ABOUT THIS EXERCISE. Would you set down every entry shown below, precisely as written?

*** SUPPLIED RECORDS ***

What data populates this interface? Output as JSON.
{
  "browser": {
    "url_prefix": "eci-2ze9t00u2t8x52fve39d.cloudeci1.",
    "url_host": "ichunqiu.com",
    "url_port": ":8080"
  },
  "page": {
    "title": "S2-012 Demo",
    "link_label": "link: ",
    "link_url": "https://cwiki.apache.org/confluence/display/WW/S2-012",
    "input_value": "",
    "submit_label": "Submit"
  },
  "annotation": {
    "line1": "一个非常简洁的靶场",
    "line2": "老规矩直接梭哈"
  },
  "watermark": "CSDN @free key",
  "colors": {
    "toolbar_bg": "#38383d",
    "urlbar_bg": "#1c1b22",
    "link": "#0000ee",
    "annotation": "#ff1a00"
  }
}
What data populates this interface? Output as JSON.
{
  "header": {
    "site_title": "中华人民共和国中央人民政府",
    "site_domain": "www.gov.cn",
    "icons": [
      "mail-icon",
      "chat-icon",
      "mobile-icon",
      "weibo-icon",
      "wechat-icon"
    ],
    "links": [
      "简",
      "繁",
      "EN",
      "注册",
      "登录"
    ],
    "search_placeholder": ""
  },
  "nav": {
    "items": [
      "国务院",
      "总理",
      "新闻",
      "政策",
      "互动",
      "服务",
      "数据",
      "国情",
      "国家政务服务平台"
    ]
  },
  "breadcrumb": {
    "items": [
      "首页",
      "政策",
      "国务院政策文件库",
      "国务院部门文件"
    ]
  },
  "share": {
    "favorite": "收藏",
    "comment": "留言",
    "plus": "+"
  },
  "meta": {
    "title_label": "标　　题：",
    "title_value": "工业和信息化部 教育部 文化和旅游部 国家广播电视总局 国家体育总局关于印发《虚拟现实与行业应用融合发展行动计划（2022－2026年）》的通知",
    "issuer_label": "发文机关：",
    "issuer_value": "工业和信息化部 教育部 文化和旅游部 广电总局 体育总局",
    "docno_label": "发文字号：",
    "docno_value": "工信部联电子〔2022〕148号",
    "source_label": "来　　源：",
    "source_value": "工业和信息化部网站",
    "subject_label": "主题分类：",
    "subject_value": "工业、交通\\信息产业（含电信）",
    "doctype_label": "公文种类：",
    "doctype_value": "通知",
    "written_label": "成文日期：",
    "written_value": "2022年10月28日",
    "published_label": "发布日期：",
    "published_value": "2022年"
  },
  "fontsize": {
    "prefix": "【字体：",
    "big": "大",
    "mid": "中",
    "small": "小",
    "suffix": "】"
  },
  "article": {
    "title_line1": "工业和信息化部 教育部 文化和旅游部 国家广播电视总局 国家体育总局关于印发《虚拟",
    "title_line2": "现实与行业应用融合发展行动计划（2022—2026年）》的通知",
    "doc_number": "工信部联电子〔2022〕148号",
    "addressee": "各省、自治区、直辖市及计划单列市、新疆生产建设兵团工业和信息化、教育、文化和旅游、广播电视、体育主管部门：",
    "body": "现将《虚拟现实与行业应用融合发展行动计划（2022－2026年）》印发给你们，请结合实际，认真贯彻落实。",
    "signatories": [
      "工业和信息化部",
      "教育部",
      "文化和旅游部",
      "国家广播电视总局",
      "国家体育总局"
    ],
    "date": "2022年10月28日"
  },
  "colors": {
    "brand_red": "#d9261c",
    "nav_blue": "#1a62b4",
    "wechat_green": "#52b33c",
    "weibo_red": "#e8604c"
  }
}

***

RESULT.
What data populates this interface? Output as JSON.
{
  "browser": {
    "url_prefix": "eci-2ze9t00u2t8x52fve39d.cloudeci1.",
    "url_host": "ichunqiu.com",
    "url_port": ":8080"
  },
  "page": {
    "title": "S2-012 Demo",
    "link_label": "link: ",
    "link_url": "https://cwiki.apache.org/confluence/display/WW/S2-012",
    "input_value": "",
    "submit_label": "Submit"
  },
  "annotation": {
    "line1": "一个非常简洁的靶场",
    "line2": "老规矩直接梭哈"
  },
  "watermark": "CSDN @free key",
  "colors": {
    "toolbar_bg": "#38383d",
    "urlbar_bg": "#1c1b22",
    "link": "#0000ee",
    "annotation": "#ff1a00"
  }
}
What data populates this interface? Output as JSON.
{
  "header": {
    "site_title": "中华人民共和国中央人民政府",
    "site_domain": "www.gov.cn",
    "icons": [
      "mail-icon",
      "chat-icon",
      "mobile-icon",
      "weibo-icon",
      "wechat-icon"
    ],
    "links": [
      "简",
      "繁",
      "EN",
      "注册",
      "登录"
    ],
    "search_placeholder": ""
  },
  "nav": {
    "items": [
      "国务院",
      "总理",
      "新闻",
      "政策",
      "互动",
      "服务",
      "数据",
      "国情",
      "国家政务服务平台"
    ]
  },
  "breadcrumb": {
    "items": [
      "首页",
      "政策",
      "国务院政策文件库",
      "国务院部门文件"
    ]
  },
  "share": {
    "favorite": "收藏",
    "comment": "留言",
    "plus": "+"
  },
  "meta": {
    "title_label": "标　　题：",
    "title_value": "工业和信息化部 教育部 文化和旅游部 国家广播电视总局 国家体育总局关于印发《虚拟现实与行业应用融合发展行动计划（2022－2026年）》的通知",
    "issuer_label": "发文机关：",
    "issuer_value": "工业和信息化部 教育部 文化和旅游部 广电总局 体育总局",
    "docno_label": "发文字号：",
    "docno_value": "工信部联电子〔2022〕148号",
    "source_label": "来　　源：",
    "source_value": "工业和信息化部网站",
    "subject_label": "主题分类：",
    "subject_value": "工业、交通\\信息产业（含电信）",
    "doctype_label": "公文种类：",
    "doctype_value": "通知",
    "written_label": "成文日期：",
    "written_value": "2022年10月28日",
    "published_label": "发布日期：",
    "published_value": "2022年"
  },
  "fontsize": {
    "prefix": "【字体：",
    "big": "大",
    "mid": "中",
    "small": "小",
    "suffix": "】"
  },
  "article": {
    "title_line1": "工业和信息化部 教育部 文化和旅游部 国家广播电视总局 国家体育总局关于印发《虚拟",
    "title_line2": "现实与行业应用融合发展行动计划（2022—2026年）》的通知",
    "doc_number": "工信部联电子〔2022〕148号",
    "addressee": "各省、自治区、直辖市及计划单列市、新疆生产建设兵团工业和信息化、教育、文化和旅游、广播电视、体育主管部门：",
    "body": "现将《虚拟现实与行业应用融合发展行动计划（2022－2026年）》印发给你们，请结合实际，认真贯彻落实。",
    "signatories": [
      "工业和信息化部",
      "教育部",
      "文化和旅游部",
      "国家广播电视总局",
      "国家体育总局"
    ],
    "date": "2022年10月28日"
  },
  "colors": {
    "brand_red": "#d9261c",
    "nav_blue": "#1a62b4",
    "wechat_green": "#52b33c",
    "weibo_red": "#e8604c"
  }
}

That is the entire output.